» Task description:
Locate the word "ratio" in the data below, then copy every line that holds it.

(Items from a dataset)
_____

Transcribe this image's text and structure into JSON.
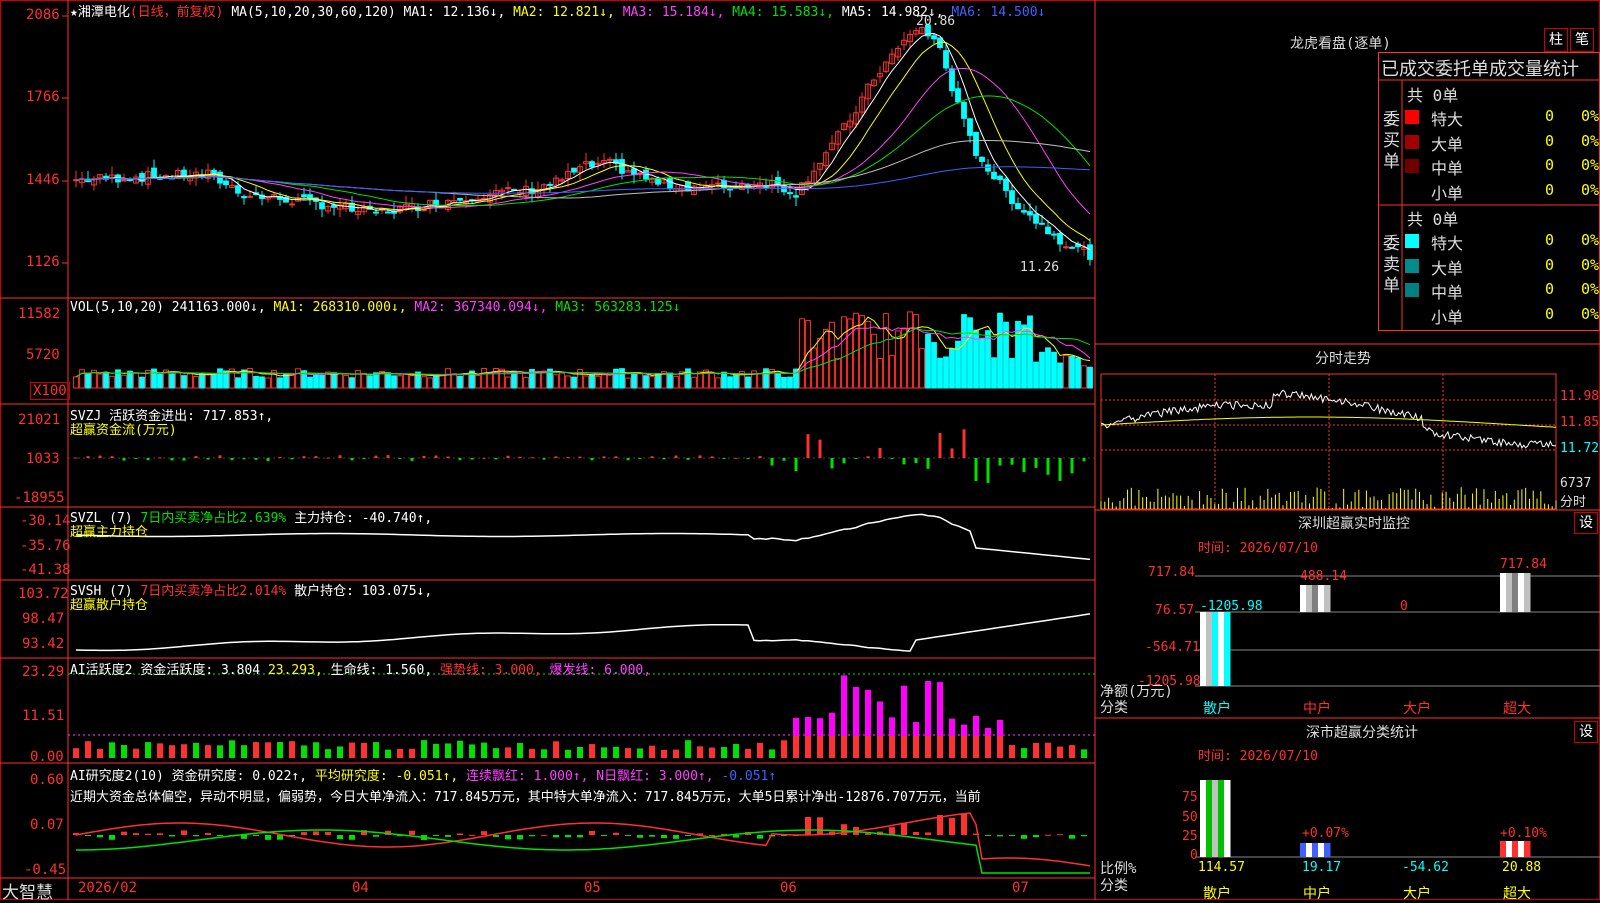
{
  "header": {
    "star": "★",
    "stock_name": "湘潭电化",
    "period": "(日线，前复权)",
    "ma_label": "MA(5,10,20,30,60,120)",
    "ma1": "MA1: 12.136↓,",
    "ma2": "MA2: 12.821↓,",
    "ma3": "MA3: 15.184↓,",
    "ma4": "MA4: 15.583↓,",
    "ma5": "MA5: 14.982↓,",
    "ma6": "MA6: 14.500↓"
  },
  "price_axis": [
    "2086",
    "1766",
    "1446",
    "1126"
  ],
  "high_label": "20.86",
  "low_label": "11.26",
  "vol_header": {
    "label": "VOL(5,10,20)",
    "value": "241163.000↓,",
    "ma1": "MA1: 268310.000↓,",
    "ma2": "MA2: 367340.094↓,",
    "ma3": "MA3: 563283.125↓"
  },
  "vol_axis": [
    "11582",
    "5720",
    "X100"
  ],
  "svzj": {
    "label": "SVZJ  活跃资金进出: 717.853↑,",
    "sub": "超赢资金流(万元)",
    "axis": [
      "21021",
      "1033",
      "-18955"
    ]
  },
  "svzl": {
    "label": "SVZL (7)",
    "ratio": "7日内买卖净占比2.639%",
    "hold": "主力持仓: -40.740↑,",
    "sub": "超赢主力持仓",
    "axis": [
      "-30.14",
      "-35.76",
      "-41.38"
    ]
  },
  "svsh": {
    "label": "SVSH (7)",
    "ratio": "7日内买卖净占比2.014%",
    "hold": "散户持仓: 103.075↓,",
    "sub": "超赢散户持仓",
    "axis": [
      "103.72",
      "98.47",
      "93.42"
    ]
  },
  "ai_active": {
    "label": "AI活跃度2",
    "v1": "资金活跃度: 3.804",
    "v2": "23.293,",
    "v3": "生命线: 1.560,",
    "v4": "强势线: 3.000,",
    "v5": "爆发线: 6.000,",
    "axis": [
      "23.29",
      "11.51",
      "0.00"
    ]
  },
  "ai_research": {
    "label": "AI研究度2(10)",
    "v1": "资金研究度: 0.022↑,",
    "v2": "平均研究度: -0.051↑,",
    "v3": "连续飘红: 1.000↑,",
    "v4": "N日飘红: 3.000↑,",
    "v5": "-0.051↑",
    "summary": "近期大资金总体偏空，异动不明显，偏弱势，今日大单净流入：717.845万元，其中特大单净流入：717.845万元，大单5日累计净出-12876.707万元，当前",
    "axis": [
      "0.60",
      "0.07",
      "-0.45"
    ]
  },
  "date_axis": [
    "2026/02",
    "04",
    "05",
    "06",
    "07"
  ],
  "brand": "大智慧",
  "right": {
    "dragon_title": "龙虎看盘(逐单)",
    "btn_zhu": "柱",
    "btn_bi": "笔",
    "order_title": "已成交委托单成交量统计",
    "buy_total": "共 0单",
    "buy_side": "委买单",
    "sell_total": "共 0单",
    "sell_side": "委卖单",
    "buy_rows": [
      {
        "label": "特大",
        "count": "0",
        "pct": "0%",
        "color": "#ff0000"
      },
      {
        "label": "大单",
        "count": "0",
        "pct": "0%",
        "color": "#a00000"
      },
      {
        "label": "中单",
        "count": "0",
        "pct": "0%",
        "color": "#700000"
      },
      {
        "label": "小单",
        "count": "0",
        "pct": "0%",
        "color": ""
      }
    ],
    "sell_rows": [
      {
        "label": "特大",
        "count": "0",
        "pct": "0%",
        "color": "#00ffff"
      },
      {
        "label": "大单",
        "count": "0",
        "pct": "0%",
        "color": "#008c8c"
      },
      {
        "label": "中单",
        "count": "0",
        "pct": "0%",
        "color": "#008080"
      },
      {
        "label": "小单",
        "count": "0",
        "pct": "0%",
        "color": ""
      }
    ],
    "intraday_title": "分时走势",
    "intraday_axis": [
      "11.98",
      "11.85",
      "11.72",
      "6737"
    ],
    "intraday_unit": "分时",
    "monitor_title": "深圳超赢实时监控",
    "monitor_btn": "设",
    "monitor_time": "时间: 2026/07/10",
    "monitor_axis": [
      "717.84",
      "76.57",
      "-564.71",
      "-1205.98"
    ],
    "monitor_vals": [
      "-1205.98",
      "488.14",
      "0",
      "717.84"
    ],
    "monitor_ylabel": "净额(万元)",
    "monitor_xlabel": "分类",
    "monitor_cats": [
      "散户",
      "中户",
      "大户",
      "超大"
    ],
    "stats_title": "深市超赢分类统计",
    "stats_btn": "设",
    "stats_time": "时间: 2026/07/10",
    "stats_axis": [
      "75",
      "50",
      "25",
      "0"
    ],
    "stats_pct": [
      "+0.07%",
      "+0.10%"
    ],
    "stats_vals": [
      "114.57",
      "19.17",
      "-54.62",
      "20.88"
    ],
    "stats_ylabel": "比例%",
    "stats_xlabel": "分类",
    "stats_cats": [
      "散户",
      "中户",
      "大户",
      "超大"
    ]
  },
  "chart_data": {
    "type": "candlestick",
    "title": "湘潭电化 (日线，前复权)",
    "y_ticks": [
      20.86,
      17.66,
      14.46,
      11.26
    ],
    "x_ticks": [
      "2026/02",
      "04",
      "05",
      "06",
      "07"
    ],
    "high": 20.86,
    "low": 11.26,
    "last_close": 11.6,
    "ma_last": {
      "MA1": 12.136,
      "MA2": 12.821,
      "MA3": 15.184,
      "MA4": 15.583,
      "MA5": 14.982,
      "MA6": 14.5
    },
    "volume_last": 241163.0,
    "volume_ma": {
      "MA1": 268310.0,
      "MA2": 367340.094,
      "MA3": 563283.125
    }
  }
}
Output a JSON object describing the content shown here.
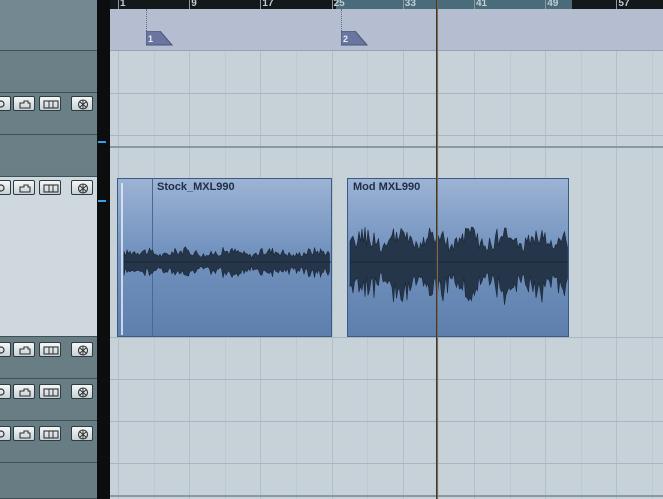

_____

» Exercise result:
    "ratio": "7日内买卖净占比2.639%",
    "ratio": "7日内买卖净占比2.014%",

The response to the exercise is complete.